Herbert J. Bass, a history professor at Temple University and principal author of "Our American Heritage," acknowledged in an interview that there is little in the texts about the poverty, illiteracy and technological backwardness of these groups that made them vulnerable to conquest.
"It's a version of the Noble Savage that has come into the textbooks," Bass said. "I can see that sometimes there's so much about the skills and abilities of the Indians that it's difficult to understand how they lost."
But he added: "Nobody is going to put that into the book. Some of these things are put in largely for pride.

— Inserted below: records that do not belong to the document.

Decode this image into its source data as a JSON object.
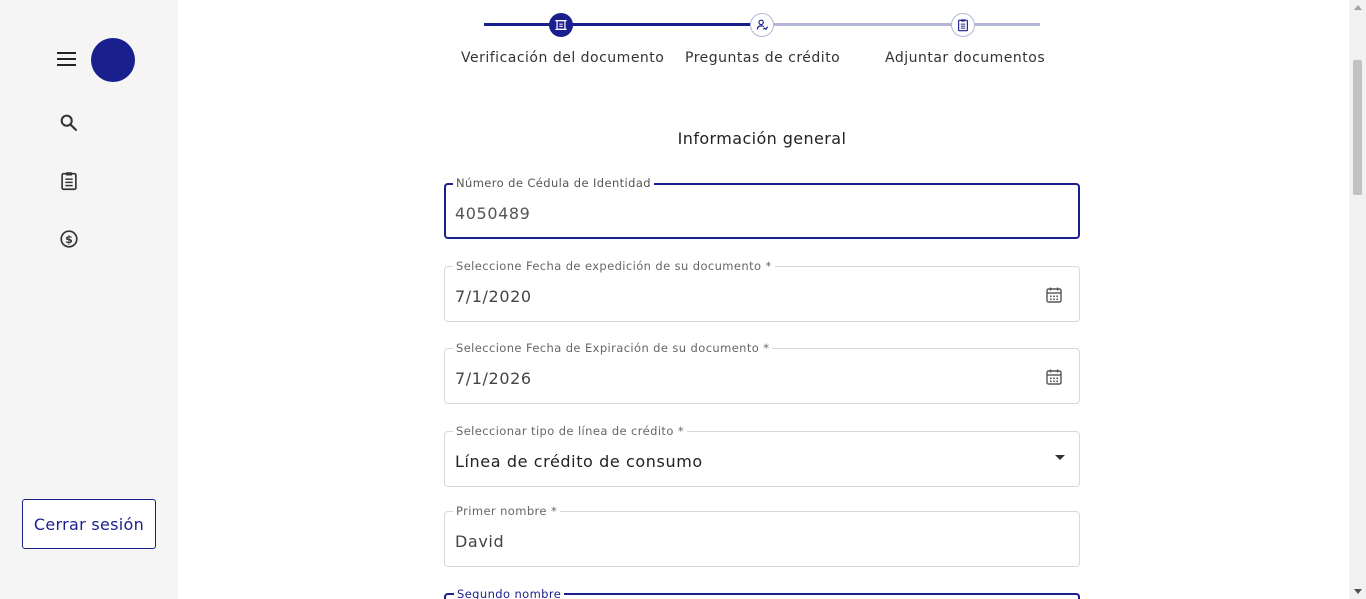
{
  "sidebar": {
    "menu_icon": "hamburger-menu-icon",
    "avatar_color": "#1a1f8e",
    "icons": [
      "search-icon",
      "clipboard-icon",
      "dollar-icon"
    ],
    "logout_label": "Cerrar sesión"
  },
  "stepper": {
    "steps": [
      {
        "label": "Verificación del documento",
        "icon": "document-scan-icon",
        "state": "active"
      },
      {
        "label": "Preguntas de crédito",
        "icon": "person-sign-icon",
        "state": "pending"
      },
      {
        "label": "Adjuntar documentos",
        "icon": "clipboard-list-icon",
        "state": "pending"
      }
    ],
    "progress_color": "#1a1f8e",
    "pending_color": "#b3b6d9"
  },
  "form": {
    "title": "Información general",
    "fields": [
      {
        "label": "Número de Cédula de Identidad",
        "value": "4050489",
        "state": "focused"
      },
      {
        "label": "Seleccione Fecha de expedición de su documento *",
        "value": "7/1/2020",
        "icon": "calendar-icon"
      },
      {
        "label": "Seleccione Fecha de Expiración de su documento *",
        "value": "7/1/2026",
        "icon": "calendar-icon"
      },
      {
        "label": "Seleccionar tipo de línea de crédito *",
        "value": "Línea de crédito de consumo",
        "icon": "dropdown-caret-icon"
      },
      {
        "label": "Primer nombre *",
        "value": "David"
      },
      {
        "label": "Segundo nombre",
        "value": "",
        "state": "focused"
      }
    ]
  },
  "colors": {
    "accent": "#1a1f8e",
    "sidebar_bg": "#f5f5f5",
    "border": "#d7d7d7"
  }
}
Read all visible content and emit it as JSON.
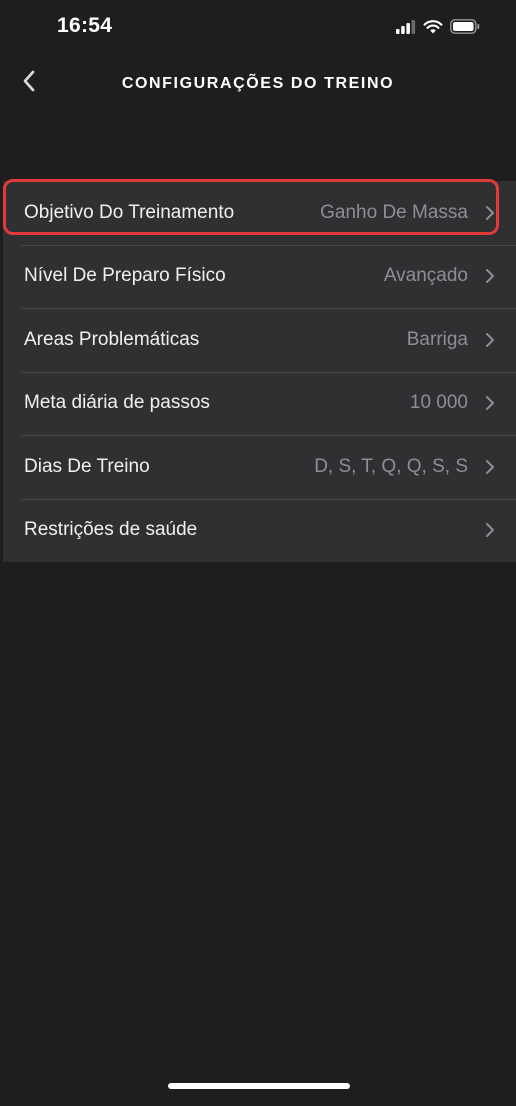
{
  "status_bar": {
    "time": "16:54",
    "icons": [
      "cellular-signal-icon",
      "wifi-icon",
      "battery-icon"
    ]
  },
  "nav": {
    "back_icon": "chevron-left-icon",
    "title": "CONFIGURAÇÕES DO TREINO"
  },
  "settings": {
    "rows": [
      {
        "label": "Objetivo Do Treinamento",
        "value": "Ganho De Massa",
        "highlighted": true
      },
      {
        "label": "Nível De Preparo Físico",
        "value": "Avançado"
      },
      {
        "label": "Areas Problemáticas",
        "value": "Barriga"
      },
      {
        "label": "Meta diária de passos",
        "value": "10 000"
      },
      {
        "label": "Dias De Treino",
        "value": "D, S, T, Q, Q, S, S"
      },
      {
        "label": "Restrições de saúde",
        "value": ""
      }
    ]
  },
  "colors": {
    "background": "#1e1e1e",
    "row_background": "#303033",
    "highlight": "#e23a3a",
    "value_text": "#8e8e93"
  }
}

That's a starting point for learning."
Bass said he agreed with the criticism in the report that most of the textbooks are "one-sided" in focusing on conflict and deemphasizing "the group interests that transcend ethnic lines."
He said he thought his own book avoided this slant.
The new report suggests that the texts are "shallow" in discussing how different groups became part of American society. It says they fail to show that the current situation of different groups depends not only on the laws and prejudices toward them, but also on their own skills, communal institutions and previous histories, as well as on the time and place of their arrival in the United States.
This is particularly a problem with Japanese Americans, said Ueda, who is a Japanese American himself. The group is chiefly portrayed as a victim of prejudice, he said, consigned to internment camps during World War II, but nothing is said of its "amazing social rise" after the war.
"It's not an unfair criticism," Bass said later, "to say the texts tend to portray minorities as victims and still leave out who they are and how they live their lives. There's a limit to what you can get into."
"A lot of folks get jittery when you talk about the characteristics of a particular group," Bass continued. "I confess that there is a concern about invidious comparisons. That's why writers shy away from it. You'll never know how it will be read."
Richard Wilson, coordinator of secondary social studies in Montgomery County, said the analysis in the new report would have been more valid in the late 1960s and early 1970s when "the consensus about American history exploded and many of the books went overboard.
"I think we are returning more to the consensus--the achievements as well as the wart," Wilson said. "But where there has been injustice, the books should tell about it, and most now do. Maybe they don't play it up enough."